It’s one of the most divisive and discussed issues in food production today: genetically modified organisms (GMOs). Supporters point to greatly improved food production and reduced need for fertilizers and pesticides; opponents claim that GMO products are inadequately tested and may result in unknown health and environmental dangers.
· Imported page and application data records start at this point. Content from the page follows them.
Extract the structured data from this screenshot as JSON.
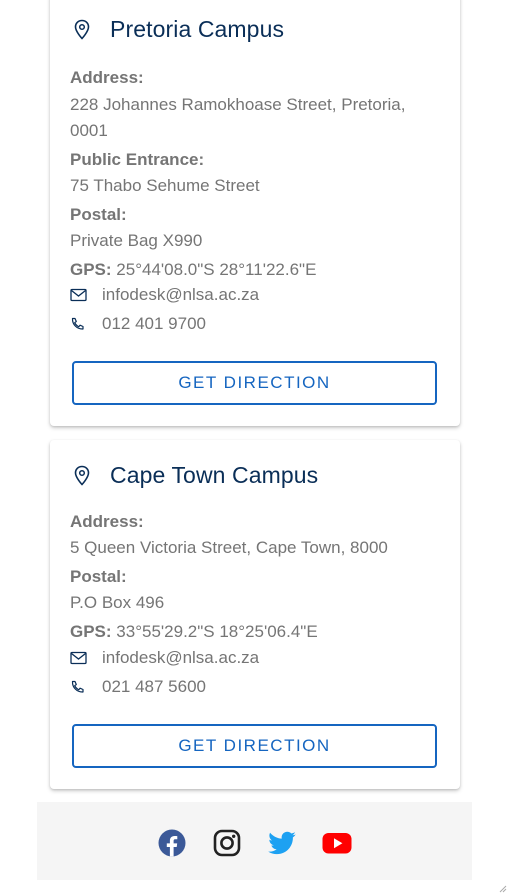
{
  "campuses": [
    {
      "title": "Pretoria Campus",
      "address_label": "Address:",
      "address_line1": "228 Johannes Ramokhoase Street, Pretoria,",
      "address_line2": "0001",
      "entrance_label": "Public Entrance:",
      "entrance_value": "75 Thabo Sehume Street",
      "postal_label": "Postal:",
      "postal_value": "Private Bag X990",
      "gps_label": "GPS:",
      "gps_value": "25°44'08.0\"S 28°11'22.6\"E",
      "email": "infodesk@nlsa.ac.za",
      "phone": "012 401 9700",
      "button_label": "GET DIRECTION"
    },
    {
      "title": "Cape Town Campus",
      "address_label": "Address:",
      "address_line1": "5 Queen Victoria Street, Cape Town, 8000",
      "postal_label": "Postal:",
      "postal_value": "P.O Box 496",
      "gps_label": "GPS:",
      "gps_value": "33°55'29.2\"S 18°25'06.4\"E",
      "email": "infodesk@nlsa.ac.za",
      "phone": "021 487 5600",
      "button_label": "GET DIRECTION"
    }
  ],
  "footer": {
    "social_icons": [
      "facebook-icon",
      "instagram-icon",
      "twitter-icon",
      "youtube-icon"
    ]
  },
  "colors": {
    "title": "#0a2e57",
    "text": "#757575",
    "button_accent": "#1565c0",
    "footer_bg": "#f5f5f5",
    "facebook": "#3b5998",
    "twitter": "#1da1f2",
    "youtube": "#ff0000"
  }
}
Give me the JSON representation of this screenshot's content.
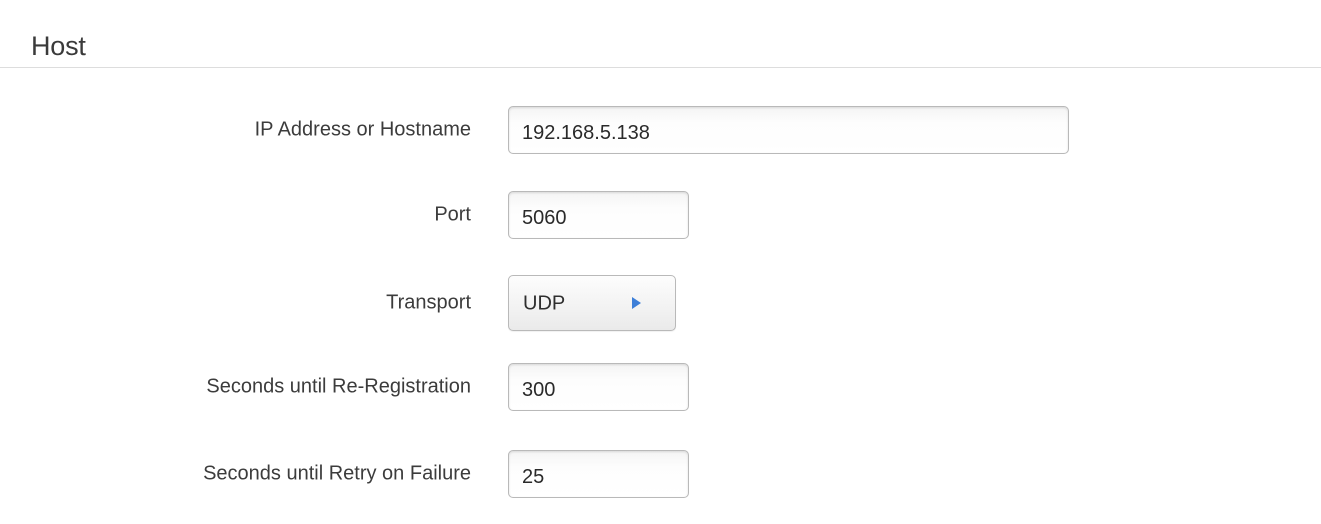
{
  "section": {
    "title": "Host"
  },
  "fields": {
    "host": {
      "label": "IP Address or Hostname",
      "value": "192.168.5.138"
    },
    "port": {
      "label": "Port",
      "value": "5060"
    },
    "transport": {
      "label": "Transport",
      "value": "UDP",
      "icon": "triangle-right-icon"
    },
    "reregistration": {
      "label": "Seconds until Re-Registration",
      "value": "300"
    },
    "retry": {
      "label": "Seconds until Retry on Failure",
      "value": "25"
    }
  },
  "colors": {
    "accent": "#3d7fd8",
    "divider": "#dddddd",
    "field_border": "#b9b9b9"
  }
}
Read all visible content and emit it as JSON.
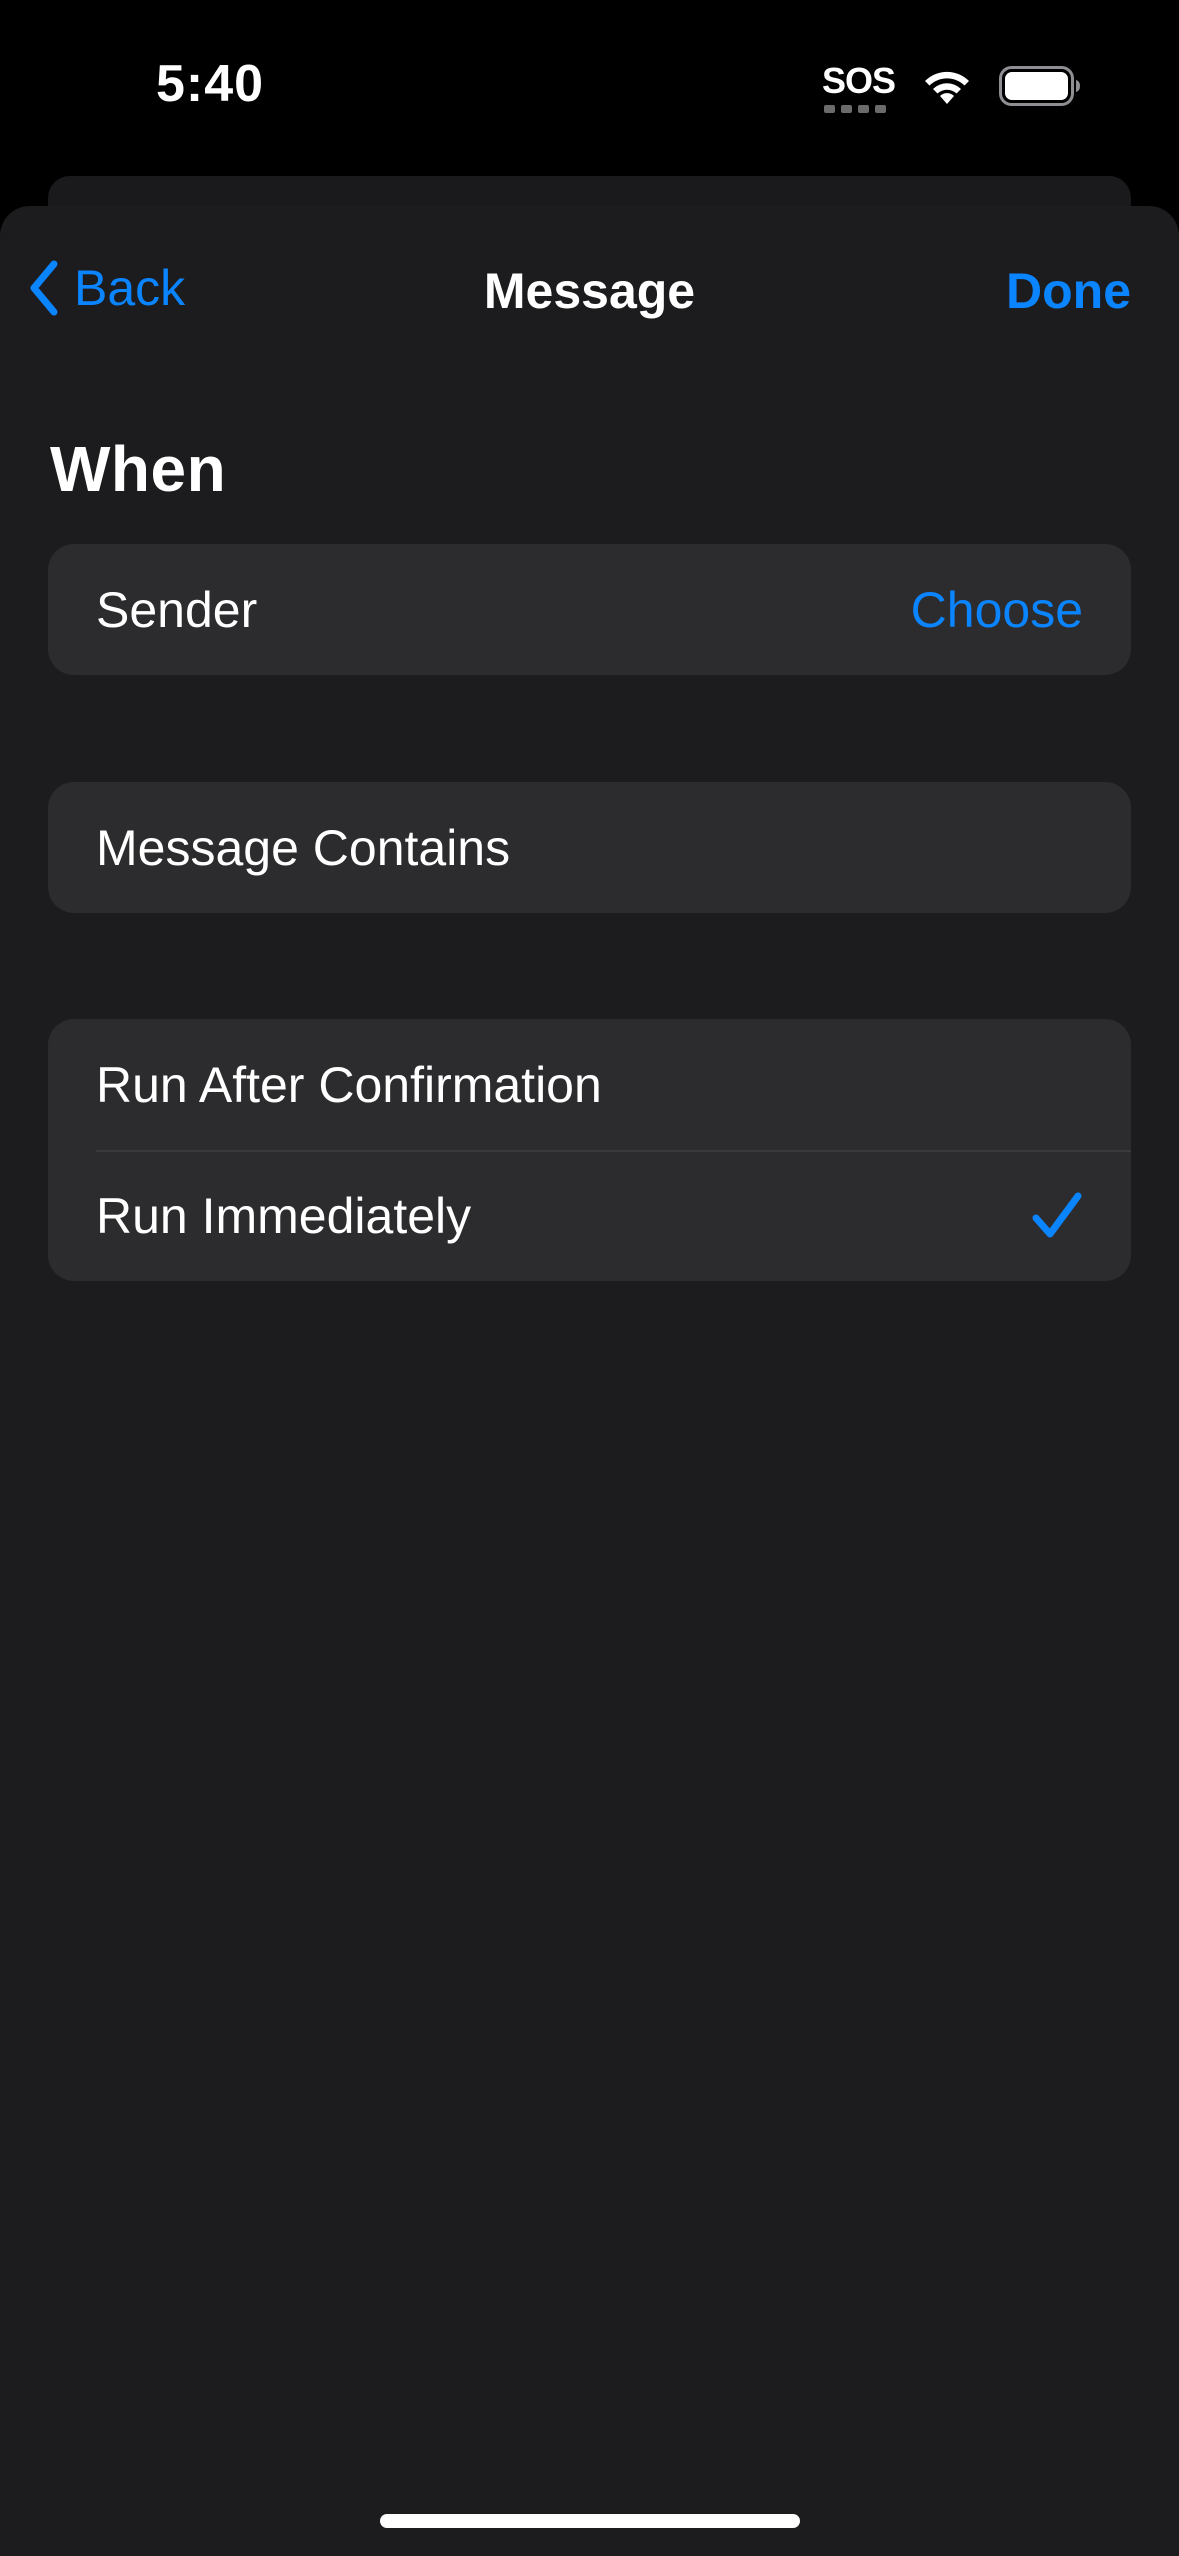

So what exactly are genetically modified organisms? Well, the traditional method for creating new and improved species of crops has been cross pollination and this is how it’s been done by farmers for generations. GMO crops have been altered by changing their genetic make-up and more research has to be conducted to determine benefits and risks. While regulations are being enacted, a wide grass-roots movement is currently promoting non-GMO foods and agriculture because many people believe they must protect themselves and the agricultural environment. GMO critics say genetically engineering a food could affect its nutritional value or create allergens or toxins in the food, although these claims are disputed by federal regulators, including the Food and Drug Administration. Three agencies — the FDA, U.S. Department of Agriculture and the Environmental Protection Agency — regulate GMOs for safety.
Crops on the market today that are most likely to be GMO – corn, soybean, cotton, sugar beets, alfalfa, canola, Hawaiian papaya, yellow crookneck squash, and zucchini.
In addition to the question of the harmfulness of GMOs, there’s also the question of required labeling and the importance to consumers. Though studies have shown that some consumers won’t change their purchasing habits because of a GMO label, polls consistently show that the majority of Americans do want to have the right to make that decision themselves.
Stay tuned for more updates on this hot topic as GMO labeling laws come to fruition in the coming year.